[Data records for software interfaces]
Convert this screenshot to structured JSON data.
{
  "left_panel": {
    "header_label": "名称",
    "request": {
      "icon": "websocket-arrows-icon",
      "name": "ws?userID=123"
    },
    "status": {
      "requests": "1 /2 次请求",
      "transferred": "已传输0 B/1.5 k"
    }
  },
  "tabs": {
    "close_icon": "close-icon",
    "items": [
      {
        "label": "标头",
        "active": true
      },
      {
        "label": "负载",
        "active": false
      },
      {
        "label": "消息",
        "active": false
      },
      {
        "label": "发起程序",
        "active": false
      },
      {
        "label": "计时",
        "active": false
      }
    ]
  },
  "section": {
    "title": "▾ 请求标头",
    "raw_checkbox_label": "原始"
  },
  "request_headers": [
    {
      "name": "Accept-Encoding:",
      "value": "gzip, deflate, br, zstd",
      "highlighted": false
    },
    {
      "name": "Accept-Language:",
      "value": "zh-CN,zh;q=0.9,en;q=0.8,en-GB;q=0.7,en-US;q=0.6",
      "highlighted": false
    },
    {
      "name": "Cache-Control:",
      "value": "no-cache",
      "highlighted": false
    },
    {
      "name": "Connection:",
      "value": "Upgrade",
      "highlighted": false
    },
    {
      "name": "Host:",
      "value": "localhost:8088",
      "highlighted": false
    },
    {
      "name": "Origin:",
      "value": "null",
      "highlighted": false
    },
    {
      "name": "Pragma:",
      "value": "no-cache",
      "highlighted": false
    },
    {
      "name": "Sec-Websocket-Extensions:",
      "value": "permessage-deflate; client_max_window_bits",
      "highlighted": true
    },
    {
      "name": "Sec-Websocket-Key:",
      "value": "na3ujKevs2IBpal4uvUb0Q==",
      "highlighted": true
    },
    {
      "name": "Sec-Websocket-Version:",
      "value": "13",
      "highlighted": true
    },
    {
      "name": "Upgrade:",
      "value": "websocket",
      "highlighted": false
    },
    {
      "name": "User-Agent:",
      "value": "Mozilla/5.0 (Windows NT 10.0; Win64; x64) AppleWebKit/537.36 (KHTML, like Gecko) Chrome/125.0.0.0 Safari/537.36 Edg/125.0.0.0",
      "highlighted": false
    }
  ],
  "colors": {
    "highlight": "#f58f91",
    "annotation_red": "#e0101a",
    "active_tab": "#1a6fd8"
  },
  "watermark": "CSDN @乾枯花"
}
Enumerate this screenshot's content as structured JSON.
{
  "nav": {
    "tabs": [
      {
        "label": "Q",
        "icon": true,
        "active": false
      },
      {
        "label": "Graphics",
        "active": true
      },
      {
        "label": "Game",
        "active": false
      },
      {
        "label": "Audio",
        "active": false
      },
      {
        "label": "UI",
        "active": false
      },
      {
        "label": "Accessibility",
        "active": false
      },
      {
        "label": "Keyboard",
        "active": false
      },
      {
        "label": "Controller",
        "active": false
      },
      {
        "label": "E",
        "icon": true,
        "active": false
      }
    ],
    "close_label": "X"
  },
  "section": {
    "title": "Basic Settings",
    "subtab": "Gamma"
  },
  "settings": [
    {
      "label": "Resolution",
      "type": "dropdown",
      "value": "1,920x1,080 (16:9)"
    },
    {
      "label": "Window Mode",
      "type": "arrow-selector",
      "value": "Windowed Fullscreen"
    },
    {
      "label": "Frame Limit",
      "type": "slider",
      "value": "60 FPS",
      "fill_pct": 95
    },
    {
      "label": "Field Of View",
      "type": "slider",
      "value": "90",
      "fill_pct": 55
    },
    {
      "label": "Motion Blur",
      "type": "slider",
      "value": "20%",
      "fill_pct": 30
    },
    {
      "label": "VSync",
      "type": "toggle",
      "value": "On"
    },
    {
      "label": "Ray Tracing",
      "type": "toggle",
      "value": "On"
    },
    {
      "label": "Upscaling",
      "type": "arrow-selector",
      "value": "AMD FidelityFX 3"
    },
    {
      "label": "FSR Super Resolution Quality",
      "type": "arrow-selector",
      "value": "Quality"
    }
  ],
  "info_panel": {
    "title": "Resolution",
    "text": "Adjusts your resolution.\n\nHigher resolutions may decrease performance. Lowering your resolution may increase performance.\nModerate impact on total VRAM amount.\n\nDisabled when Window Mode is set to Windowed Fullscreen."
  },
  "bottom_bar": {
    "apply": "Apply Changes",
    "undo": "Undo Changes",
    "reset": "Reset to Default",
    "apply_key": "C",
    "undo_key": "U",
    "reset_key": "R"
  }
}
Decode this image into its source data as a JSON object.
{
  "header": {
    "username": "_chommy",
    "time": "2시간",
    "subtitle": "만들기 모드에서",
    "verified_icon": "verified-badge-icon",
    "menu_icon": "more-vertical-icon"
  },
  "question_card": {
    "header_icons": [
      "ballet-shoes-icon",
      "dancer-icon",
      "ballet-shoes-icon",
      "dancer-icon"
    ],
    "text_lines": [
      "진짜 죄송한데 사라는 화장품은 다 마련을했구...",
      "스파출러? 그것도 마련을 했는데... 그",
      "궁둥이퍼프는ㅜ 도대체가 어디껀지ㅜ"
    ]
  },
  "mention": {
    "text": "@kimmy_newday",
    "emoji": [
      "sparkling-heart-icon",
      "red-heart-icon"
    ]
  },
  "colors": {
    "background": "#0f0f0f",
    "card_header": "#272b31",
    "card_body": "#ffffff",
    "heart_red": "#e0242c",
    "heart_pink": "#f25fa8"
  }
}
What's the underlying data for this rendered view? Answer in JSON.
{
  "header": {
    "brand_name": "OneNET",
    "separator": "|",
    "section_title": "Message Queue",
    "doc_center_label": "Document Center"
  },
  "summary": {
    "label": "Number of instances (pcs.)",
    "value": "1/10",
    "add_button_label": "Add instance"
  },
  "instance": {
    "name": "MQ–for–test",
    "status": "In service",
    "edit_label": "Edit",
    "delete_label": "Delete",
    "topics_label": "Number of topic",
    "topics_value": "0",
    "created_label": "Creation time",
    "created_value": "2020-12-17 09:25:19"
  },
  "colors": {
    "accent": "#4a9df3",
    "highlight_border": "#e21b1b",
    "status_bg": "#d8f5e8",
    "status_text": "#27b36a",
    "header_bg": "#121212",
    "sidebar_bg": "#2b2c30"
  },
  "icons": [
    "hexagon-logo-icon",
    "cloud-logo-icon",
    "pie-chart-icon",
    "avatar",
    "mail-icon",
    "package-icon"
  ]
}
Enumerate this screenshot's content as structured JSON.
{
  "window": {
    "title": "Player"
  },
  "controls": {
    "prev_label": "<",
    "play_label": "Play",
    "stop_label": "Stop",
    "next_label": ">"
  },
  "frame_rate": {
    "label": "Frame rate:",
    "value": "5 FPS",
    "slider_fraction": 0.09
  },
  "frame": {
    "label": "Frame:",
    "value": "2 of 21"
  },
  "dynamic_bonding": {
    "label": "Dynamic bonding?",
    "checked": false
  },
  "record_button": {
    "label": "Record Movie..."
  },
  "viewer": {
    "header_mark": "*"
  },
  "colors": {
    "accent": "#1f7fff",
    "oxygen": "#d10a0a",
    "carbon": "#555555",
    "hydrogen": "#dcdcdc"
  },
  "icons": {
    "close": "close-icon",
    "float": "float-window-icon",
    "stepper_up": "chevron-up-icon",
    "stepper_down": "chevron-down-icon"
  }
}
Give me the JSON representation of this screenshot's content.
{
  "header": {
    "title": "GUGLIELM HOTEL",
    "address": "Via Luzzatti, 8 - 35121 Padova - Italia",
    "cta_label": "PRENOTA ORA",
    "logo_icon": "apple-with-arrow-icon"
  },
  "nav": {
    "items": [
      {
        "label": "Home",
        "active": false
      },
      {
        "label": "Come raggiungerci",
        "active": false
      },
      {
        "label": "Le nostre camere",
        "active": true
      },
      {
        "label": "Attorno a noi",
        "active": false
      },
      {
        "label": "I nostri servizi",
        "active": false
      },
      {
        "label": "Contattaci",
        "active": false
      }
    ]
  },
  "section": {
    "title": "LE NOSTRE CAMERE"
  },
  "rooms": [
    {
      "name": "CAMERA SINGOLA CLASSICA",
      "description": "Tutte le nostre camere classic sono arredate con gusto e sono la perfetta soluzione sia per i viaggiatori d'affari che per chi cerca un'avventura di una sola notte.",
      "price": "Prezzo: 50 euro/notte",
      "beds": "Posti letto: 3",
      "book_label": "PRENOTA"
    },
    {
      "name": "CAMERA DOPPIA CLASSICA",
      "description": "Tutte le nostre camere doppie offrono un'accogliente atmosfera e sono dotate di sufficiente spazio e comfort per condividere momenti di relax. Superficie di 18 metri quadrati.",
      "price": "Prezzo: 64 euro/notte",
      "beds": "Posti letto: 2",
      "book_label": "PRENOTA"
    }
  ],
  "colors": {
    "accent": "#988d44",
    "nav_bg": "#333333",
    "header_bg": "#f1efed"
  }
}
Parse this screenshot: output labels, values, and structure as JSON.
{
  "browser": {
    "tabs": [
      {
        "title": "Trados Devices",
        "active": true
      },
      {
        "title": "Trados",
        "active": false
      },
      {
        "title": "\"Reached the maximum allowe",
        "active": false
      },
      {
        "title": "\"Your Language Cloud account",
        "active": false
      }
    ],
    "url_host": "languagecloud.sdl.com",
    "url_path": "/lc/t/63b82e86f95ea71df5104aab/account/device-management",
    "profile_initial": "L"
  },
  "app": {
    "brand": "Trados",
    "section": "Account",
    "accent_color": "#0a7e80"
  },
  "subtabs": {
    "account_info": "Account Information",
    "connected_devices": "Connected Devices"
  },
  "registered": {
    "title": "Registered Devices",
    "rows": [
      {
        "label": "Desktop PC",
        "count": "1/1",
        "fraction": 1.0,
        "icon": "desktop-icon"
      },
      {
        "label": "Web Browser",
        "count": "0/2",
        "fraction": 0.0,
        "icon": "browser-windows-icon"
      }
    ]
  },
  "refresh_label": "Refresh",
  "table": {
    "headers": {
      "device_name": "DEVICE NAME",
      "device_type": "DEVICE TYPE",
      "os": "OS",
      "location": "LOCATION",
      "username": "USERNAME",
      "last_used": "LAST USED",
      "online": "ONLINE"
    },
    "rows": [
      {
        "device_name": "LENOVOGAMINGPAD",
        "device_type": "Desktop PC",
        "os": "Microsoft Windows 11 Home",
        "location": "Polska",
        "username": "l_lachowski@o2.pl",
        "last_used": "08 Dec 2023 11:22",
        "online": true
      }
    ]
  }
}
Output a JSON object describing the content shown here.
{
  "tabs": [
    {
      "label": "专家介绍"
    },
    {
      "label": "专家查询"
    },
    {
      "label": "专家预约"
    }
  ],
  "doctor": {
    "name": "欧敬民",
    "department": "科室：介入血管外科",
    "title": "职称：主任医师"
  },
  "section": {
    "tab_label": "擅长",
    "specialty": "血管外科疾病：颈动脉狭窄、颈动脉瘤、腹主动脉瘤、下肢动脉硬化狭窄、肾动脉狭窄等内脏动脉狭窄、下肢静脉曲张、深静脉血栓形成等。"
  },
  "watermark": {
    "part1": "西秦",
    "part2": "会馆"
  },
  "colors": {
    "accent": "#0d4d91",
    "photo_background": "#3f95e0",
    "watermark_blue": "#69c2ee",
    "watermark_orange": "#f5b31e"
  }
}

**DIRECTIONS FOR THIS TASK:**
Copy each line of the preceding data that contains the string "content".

**OUTPUT FOR THIS TASK:**
Enumerate this screenshot's content as structured JSON.
Enumerate this screenshot's content as structured JSON.
Give me the JSON representation of this screenshot's content.
Output a JSON object describing the content shown here.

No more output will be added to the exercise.